If your body makes all the cholesterol necessary for its functions, where does excess cholesterol come from? From animal products in your diet. To balance these two sources of cholesterol, your body attempts to adjust the amount it produces each day. For example, if you eat animal products, your body gets more cholesterol from your diet, so your body slows down its production of cholesterol. On the other hand, when most of the foods you eat come from plant sources, your body maintains its cholesterol needs.
However, problems occur when this process is unbalanced by a regular diet containing high levels of animal products.The average level of LDL cholesterol for American adults age 20 and older is 115.0 mg/dL or under; for HDL cholesterol it is 60 mg/dL or higher. Plaque formed by cholesterol is a major contributor to heart disease and stroke. However, other risk factors, such as inherited conditions, exercise and lifestyle, help your doctor determine what your LDL and HDL levels should be. Healthy cholesterol levels vary between individuals, and should be discussed with your health care provider.
Atherosclerosis is the process of fatty substances, cholesterol, cellular waste products, calcium and fibrin building up in the inner lining of any artery creating plaque, which blocks blood flow through the artery. Where plaque occurs, there may be bleeding into the plaque or the formation of a blood clot on the plaque’s surface. If one of these blocks the entire artery, it results either in a heart attack or stroke. Depending on which blood vessels are blocked, imbalanced cholesterol levels increase the risk of other conditions, such as coronary heart disease and peripheral vascular disease, and have been linked to diabetes and high blood pressure.
Remember, in most cases, your body will regulate its own cholesterol levels.

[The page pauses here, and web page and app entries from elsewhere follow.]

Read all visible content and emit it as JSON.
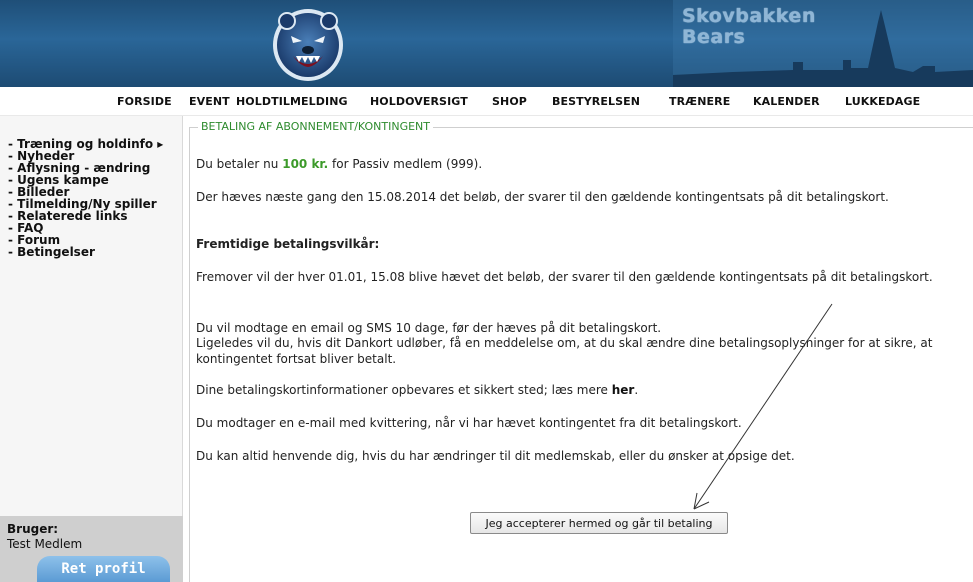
{
  "banner": {
    "brand_line1": "Skovbakken",
    "brand_line2": "Bears",
    "logo_icon": "bear-head-logo-icon",
    "colors": {
      "sky": "#2a6698",
      "brand_text": "#8fb6d6"
    }
  },
  "topnav": {
    "items": [
      "FORSIDE",
      "EVENT",
      "HOLDTILMELDING",
      "HOLDOVERSIGT",
      "SHOP",
      "BESTYRELSEN",
      "TRÆNERE",
      "KALENDER",
      "LUKKEDAGE"
    ]
  },
  "sidebar": {
    "items": [
      "- Træning og holdinfo ▸",
      "- Nyheder",
      "- Aflysning - ændring",
      "- Ugens kampe",
      "- Billeder",
      "- Tilmelding/Ny spiller",
      "- Relaterede links",
      "- FAQ",
      "- Forum",
      "- Betingelser"
    ],
    "user_label": "Bruger:",
    "user_name": "Test Medlem",
    "profile_button": "Ret profil"
  },
  "main": {
    "legend": "BETALING AF ABONNEMENT/KONTINGENT",
    "line1_pre": "Du betaler nu ",
    "line1_amount": "100 kr.",
    "line1_post": " for Passiv medlem (999).",
    "line2": "Der hæves næste gang den 15.08.2014 det beløb, der svarer til den gældende kontingentsats på dit betalingskort.",
    "future_heading": "Fremtidige betalingsvilkår:",
    "future_text": "Fremover vil der hver 01.01, 15.08 blive hævet det beløb, der svarer til den gældende kontingentsats på dit betalingskort.",
    "notice1": "Du vil modtage en email og SMS 10 dage, før der hæves på dit betalingskort.",
    "notice2": "Ligeledes vil du, hvis dit Dankort udløber, få en meddelelse om, at du skal ændre dine betalingsoplysninger for at sikre, at kontingentet fortsat bliver betalt.",
    "storage_pre": "Dine betalingskortinformationer opbevares et sikkert sted; læs mere ",
    "storage_link": "her",
    "storage_post": ".",
    "receipt": "Du modtager en e-mail med kvittering, når vi har hævet kontingentet fra dit betalingskort.",
    "contact": "Du kan altid henvende dig, hvis du har ændringer til dit medlemskab, eller du ønsker at opsige det.",
    "accept_button": "Jeg accepterer hermed og går til betaling"
  },
  "annotation": {
    "arrow_color": "#333333"
  }
}
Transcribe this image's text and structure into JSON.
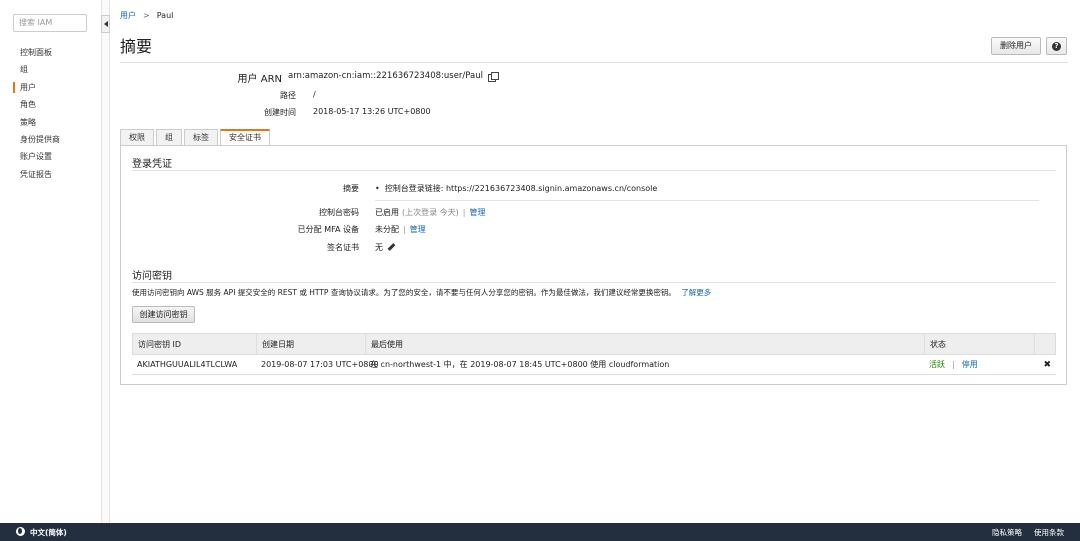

It’s just when you overwhelm it with dietary cholesterol that your cholesterol levels may become imbalanced, although genetics and other factors may play a role.
So, what should you do to control your cholesterol levels? It is worth noting that cholesterol-lowering drugs are not the best answer to high cholesterol! Making better choices in the food you eat and the life you lead can help you lower your cholesterol naturally.
1. Limit daily consumption of animal products.
Beef, poultry, shellfish, eggs, pork, cheese, milk and butter, and foods made with a high concentration of these, may be supplying your body with too much cholesterol. In addition, deep-fried foods can contribute to dietary cholesterol.
2. exercise moderately and regularly.
Exercise stimulates enzymes that help move cholesterol from the blood to the liver. So, the more you exercise, the more cholesterol your liver recirculates or eliminates. Try to get a minimum of 30 minutes per day of walking, jogging, biking or similar exercise.
3. eat more fiber.
Fruits, vegetables and whole grains contain cholesterol-lowering dietary fiber. Soluble fiber, in particular, acts like a sponge to absorb and eliminate cholesterol.
4. eat more antioxidants.
Free radicals oxidize cholesterol. Antioxidants eliminate free radicals. Therefore, the more antioxidants in your body, the fewer free radicals to oxidize cholesterol. It’s good to know that you don’t have to live with a cholesterol imbalance. Bring your cholesterol back into balance naturally through the right food and lifestyle choices!